In collaboration with Rutgers scientists, NESG members at Columbia University will have significant roles in the program, including the selection of specific proteins for structure determination and subsequent computational analysis of the structures. From the structures, Columbia bioinformatics specialists will be able to deduce functional information about individual proteins and bring to light new evolutionary relationships among them.
"We hope that the PSI will allow us to develop a new view of the relationships between protein sequence, protein structure and protein function that will ultimately make the three-dimensional structures and functions of most proteins predictable from the protein sequence," said Barry Honig, professor of biochemistry and molecular biophysics at Columbia University Medical Center and bioinformatics leader of the NESG.

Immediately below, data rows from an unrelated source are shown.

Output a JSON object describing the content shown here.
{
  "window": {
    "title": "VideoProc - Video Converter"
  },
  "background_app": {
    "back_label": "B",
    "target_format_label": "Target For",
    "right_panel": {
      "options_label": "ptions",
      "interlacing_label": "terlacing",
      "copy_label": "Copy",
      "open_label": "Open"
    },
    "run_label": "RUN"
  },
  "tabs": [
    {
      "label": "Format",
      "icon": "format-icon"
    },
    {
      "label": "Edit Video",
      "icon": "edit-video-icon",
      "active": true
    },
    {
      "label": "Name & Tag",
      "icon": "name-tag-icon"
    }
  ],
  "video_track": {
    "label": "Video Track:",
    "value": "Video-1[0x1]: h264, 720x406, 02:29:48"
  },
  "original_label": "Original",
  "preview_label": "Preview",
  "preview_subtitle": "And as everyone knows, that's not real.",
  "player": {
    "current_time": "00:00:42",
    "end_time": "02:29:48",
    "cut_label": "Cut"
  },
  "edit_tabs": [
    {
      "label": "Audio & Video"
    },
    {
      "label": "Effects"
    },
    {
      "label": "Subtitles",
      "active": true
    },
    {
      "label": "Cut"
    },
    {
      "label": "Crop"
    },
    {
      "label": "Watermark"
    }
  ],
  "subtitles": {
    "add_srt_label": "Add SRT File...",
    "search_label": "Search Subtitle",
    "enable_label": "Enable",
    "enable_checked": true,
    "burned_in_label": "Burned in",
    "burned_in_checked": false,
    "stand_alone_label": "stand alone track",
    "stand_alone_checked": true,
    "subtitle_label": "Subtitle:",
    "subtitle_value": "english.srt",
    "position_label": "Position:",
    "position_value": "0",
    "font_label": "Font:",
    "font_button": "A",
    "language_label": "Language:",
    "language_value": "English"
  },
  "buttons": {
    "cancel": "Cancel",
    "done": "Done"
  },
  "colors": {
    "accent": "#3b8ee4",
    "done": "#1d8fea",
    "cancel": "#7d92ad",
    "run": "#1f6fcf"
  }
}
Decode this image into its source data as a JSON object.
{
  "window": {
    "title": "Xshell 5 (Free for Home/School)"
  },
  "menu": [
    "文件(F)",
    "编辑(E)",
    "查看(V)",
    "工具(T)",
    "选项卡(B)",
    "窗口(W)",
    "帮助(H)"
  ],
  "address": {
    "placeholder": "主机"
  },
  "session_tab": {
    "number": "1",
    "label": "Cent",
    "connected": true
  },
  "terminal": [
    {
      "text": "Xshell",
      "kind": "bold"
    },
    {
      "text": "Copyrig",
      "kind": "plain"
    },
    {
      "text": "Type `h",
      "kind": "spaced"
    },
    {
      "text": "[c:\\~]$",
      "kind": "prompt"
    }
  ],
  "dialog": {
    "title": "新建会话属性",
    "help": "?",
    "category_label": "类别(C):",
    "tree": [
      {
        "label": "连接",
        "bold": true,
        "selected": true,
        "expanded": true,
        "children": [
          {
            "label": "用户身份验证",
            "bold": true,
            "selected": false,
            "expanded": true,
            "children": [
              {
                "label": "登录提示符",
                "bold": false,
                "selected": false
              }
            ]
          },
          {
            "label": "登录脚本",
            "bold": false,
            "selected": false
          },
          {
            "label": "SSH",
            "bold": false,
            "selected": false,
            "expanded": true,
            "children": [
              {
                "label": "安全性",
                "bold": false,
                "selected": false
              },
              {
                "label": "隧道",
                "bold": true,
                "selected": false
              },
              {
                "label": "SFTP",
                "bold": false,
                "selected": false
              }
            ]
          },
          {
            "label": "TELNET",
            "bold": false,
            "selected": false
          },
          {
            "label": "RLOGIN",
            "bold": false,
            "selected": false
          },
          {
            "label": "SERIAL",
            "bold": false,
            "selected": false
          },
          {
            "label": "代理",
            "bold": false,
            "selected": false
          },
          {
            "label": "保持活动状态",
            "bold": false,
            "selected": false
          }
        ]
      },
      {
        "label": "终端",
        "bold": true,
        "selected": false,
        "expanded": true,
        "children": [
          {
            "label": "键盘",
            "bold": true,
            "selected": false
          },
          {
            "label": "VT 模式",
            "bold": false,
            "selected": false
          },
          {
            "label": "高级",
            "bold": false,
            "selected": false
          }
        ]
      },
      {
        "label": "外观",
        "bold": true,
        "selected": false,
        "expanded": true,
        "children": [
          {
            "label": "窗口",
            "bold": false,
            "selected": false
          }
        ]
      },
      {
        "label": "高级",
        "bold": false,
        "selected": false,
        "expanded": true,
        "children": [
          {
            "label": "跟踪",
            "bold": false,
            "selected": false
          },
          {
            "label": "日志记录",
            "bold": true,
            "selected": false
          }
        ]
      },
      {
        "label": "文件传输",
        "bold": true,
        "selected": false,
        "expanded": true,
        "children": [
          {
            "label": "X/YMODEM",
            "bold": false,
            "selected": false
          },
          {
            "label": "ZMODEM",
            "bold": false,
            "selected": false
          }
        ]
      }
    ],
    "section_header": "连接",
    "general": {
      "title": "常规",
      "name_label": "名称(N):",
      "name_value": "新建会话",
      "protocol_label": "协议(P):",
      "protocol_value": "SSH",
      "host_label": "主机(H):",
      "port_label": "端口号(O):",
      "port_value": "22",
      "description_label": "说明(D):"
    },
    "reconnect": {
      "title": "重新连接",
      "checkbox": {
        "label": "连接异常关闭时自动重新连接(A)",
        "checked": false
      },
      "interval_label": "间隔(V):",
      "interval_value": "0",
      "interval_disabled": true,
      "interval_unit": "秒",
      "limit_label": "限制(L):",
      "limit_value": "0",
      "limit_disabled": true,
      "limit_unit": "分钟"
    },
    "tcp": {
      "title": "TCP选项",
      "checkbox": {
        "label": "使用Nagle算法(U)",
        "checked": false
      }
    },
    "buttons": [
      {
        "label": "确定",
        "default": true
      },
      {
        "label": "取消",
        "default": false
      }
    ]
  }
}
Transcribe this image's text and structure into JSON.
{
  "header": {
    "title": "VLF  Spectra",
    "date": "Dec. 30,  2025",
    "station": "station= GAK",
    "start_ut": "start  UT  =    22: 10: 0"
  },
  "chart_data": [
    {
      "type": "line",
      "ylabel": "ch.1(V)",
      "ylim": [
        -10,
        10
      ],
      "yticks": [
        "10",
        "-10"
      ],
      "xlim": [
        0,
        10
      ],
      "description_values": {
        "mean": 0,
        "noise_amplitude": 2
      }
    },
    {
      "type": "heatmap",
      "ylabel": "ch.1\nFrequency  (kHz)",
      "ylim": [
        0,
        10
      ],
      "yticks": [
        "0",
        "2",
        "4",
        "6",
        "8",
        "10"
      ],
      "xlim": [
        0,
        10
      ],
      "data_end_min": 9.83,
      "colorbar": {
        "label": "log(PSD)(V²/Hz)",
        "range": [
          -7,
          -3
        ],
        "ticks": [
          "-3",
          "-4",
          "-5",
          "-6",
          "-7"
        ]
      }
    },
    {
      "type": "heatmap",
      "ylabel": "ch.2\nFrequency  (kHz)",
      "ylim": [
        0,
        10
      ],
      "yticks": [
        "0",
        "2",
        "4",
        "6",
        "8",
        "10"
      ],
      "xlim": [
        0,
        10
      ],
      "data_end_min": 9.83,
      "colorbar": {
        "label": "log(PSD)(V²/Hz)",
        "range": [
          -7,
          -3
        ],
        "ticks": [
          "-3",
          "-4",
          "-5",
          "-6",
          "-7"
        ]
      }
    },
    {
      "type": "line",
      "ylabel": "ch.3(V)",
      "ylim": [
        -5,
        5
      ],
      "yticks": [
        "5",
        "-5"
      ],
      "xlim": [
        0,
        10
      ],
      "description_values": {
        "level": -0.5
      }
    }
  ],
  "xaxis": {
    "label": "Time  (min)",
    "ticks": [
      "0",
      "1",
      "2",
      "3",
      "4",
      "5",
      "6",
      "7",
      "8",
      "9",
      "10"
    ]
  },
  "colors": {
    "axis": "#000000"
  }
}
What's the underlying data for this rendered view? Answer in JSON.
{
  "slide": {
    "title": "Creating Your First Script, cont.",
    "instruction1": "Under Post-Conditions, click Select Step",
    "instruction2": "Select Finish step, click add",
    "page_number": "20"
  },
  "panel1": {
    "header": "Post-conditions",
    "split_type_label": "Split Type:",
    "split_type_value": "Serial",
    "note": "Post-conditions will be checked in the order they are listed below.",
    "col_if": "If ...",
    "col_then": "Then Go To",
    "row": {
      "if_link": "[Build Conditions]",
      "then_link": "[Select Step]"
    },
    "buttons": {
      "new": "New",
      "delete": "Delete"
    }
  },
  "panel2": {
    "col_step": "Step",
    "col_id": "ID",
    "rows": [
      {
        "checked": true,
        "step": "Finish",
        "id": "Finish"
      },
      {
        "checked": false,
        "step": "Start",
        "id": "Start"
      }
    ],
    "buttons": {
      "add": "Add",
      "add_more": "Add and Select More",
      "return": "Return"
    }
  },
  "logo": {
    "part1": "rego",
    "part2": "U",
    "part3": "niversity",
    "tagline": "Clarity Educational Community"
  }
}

Wayne Hendrickson, University Professor of Biochemistry and Molecular Biophysics at Columbia, is participating as NESG's director of crystallography.
"The PSI has transformed protein structure determination into a highly automated process, making it possible to go from a selected target to a completed structure much more rapidly than before," said Jeremy M. Berg, director of NIGMS. "Building on these achievements, the new centers will take the PSI to the next level, yielding large numbers of structures and tackling significant new challenges. Importantly, the technology developed will continue to impact structural studies beyond the PSI."
Montelione expects that in the next five years his group should solve about 1,000 more structures, including many human protein structures, using methods of X-ray crystallography and nuclear magnetic resonance (NMR) spectroscopy, with the full PSI producin
Source:Rutgers, the State University of New Jersey